General D&D

Well for the past couple years I've been playing D&D with a small group whose members fluctuate on such a regular basis that it is rather difficult to give a solid number of how many people generally play in it. Though including me there are 3 players who almost always play. Though I won't name any names I'll give a brief overview of our playing styles. For one you have the usual power gamer whose entire goal is to maximize his character's effectiveness in battle and anything involving skills. You have a player who is there entirely to actually have fun with the game and doesn't completely care about effectiveness as long as its fun.
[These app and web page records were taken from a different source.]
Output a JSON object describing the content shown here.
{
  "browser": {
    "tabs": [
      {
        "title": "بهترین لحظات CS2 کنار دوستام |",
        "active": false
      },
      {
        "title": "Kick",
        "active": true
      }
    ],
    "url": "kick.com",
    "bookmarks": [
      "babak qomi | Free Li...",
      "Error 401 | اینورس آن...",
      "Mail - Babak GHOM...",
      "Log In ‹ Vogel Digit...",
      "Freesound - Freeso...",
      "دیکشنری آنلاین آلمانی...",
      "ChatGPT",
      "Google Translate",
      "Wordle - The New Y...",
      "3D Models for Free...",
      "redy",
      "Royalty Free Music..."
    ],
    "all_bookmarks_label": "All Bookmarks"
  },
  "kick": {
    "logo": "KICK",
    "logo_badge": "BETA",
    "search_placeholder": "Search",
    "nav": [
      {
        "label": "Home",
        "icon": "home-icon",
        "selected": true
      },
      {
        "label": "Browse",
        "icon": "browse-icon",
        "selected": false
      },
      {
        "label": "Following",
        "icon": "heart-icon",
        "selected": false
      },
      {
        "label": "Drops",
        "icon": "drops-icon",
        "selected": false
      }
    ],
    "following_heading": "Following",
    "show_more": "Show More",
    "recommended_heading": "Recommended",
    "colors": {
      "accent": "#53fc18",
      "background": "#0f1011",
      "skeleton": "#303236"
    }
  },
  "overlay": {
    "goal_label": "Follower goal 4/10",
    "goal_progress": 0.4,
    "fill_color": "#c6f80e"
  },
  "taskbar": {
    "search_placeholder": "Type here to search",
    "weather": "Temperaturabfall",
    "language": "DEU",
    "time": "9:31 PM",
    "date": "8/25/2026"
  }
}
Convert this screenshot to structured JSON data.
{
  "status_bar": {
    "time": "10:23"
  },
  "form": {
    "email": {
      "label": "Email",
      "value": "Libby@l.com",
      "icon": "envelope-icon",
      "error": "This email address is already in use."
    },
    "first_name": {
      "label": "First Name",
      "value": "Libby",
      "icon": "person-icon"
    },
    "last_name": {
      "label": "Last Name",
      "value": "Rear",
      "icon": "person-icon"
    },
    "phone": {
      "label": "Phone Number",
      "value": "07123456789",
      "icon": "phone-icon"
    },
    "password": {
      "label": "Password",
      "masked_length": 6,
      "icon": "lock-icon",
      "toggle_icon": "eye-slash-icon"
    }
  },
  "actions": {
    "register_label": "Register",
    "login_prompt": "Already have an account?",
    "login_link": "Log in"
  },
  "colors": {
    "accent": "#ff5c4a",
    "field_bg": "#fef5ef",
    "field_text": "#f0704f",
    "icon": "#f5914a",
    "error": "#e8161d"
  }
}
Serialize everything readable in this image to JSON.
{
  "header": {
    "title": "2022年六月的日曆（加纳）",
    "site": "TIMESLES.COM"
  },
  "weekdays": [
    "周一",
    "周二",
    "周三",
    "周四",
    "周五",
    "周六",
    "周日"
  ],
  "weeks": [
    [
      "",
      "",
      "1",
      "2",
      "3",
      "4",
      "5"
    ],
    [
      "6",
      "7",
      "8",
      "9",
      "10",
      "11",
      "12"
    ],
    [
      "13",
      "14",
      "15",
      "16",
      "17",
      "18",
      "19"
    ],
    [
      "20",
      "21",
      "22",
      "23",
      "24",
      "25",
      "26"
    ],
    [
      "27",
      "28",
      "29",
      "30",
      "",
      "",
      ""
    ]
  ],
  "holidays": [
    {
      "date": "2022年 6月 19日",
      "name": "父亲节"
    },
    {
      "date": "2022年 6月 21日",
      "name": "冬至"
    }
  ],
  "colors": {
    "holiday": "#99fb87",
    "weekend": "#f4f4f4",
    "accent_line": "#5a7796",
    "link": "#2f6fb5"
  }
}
Then there's me, I could personally go an entire game without picking up the dice and be fine with it. I'm in it to tell a story, no matter how long it takes to finish the storyline I want to get there.

This group wouldn't normally be one that would game well together except that we all still have fun with it. Though the power gamer does occasionally make it difficult for me whenever I DM and I'm always the one DMing whenever he is playing since we only have 3 people and only two of which are willing/able to DM. And the other member of our group does occasionally veer off course when it comes to the storyline, but its still a fun group.

My point is that as long as your group is having fun then the game works, you can change the rules or even break them or your characters and the fact remains, D&D is about getting a group of friends together and having fun.

Orange Box

Well for my first real post on here I think I'll do a sort of review of a couple games I've been playing recently.

Well lately I've been playing Half-Life 2 and its sequels: episodes 1 and 2. Since I never had the chance to play the first one I had almost no experience with this series other than my experiences with Garry's Mod and watching a friend of mine actually beat the game. For most games seeing the ending before actually playing the game is a pretty large problem. Not with this series, even though I had a general idea of how it ended I had no idea how to get there or what the story was like and found myself to enjoy these games more than I had really expected to. Since I had bought the series with Orange Box it was well worth the $30 I spent on it when I bought it. The addition of Portal was another large plus for me. The game's mechanics were rather simple and the puzzles were quite fun. The only recurring problem I've had with everything from Orange Box is that my laptop lags out quite a bit with it, though that is to be expected since it is not exactly a gaming rig or even one that was really ever meant to play with games like that in the first place. Other than that minor problem I found the games to be the most fun I've had recently and will probably play through the series again after episode 3 comes out.


So, out of my lingering boredom I've decided to found a blog. This little place will be where I state my views on games I've played recently, overviews of D&D games that me and my friends have had, and the occasional review. I'll try and update on a weekly basis at a minimum just to give myself something to do on the web.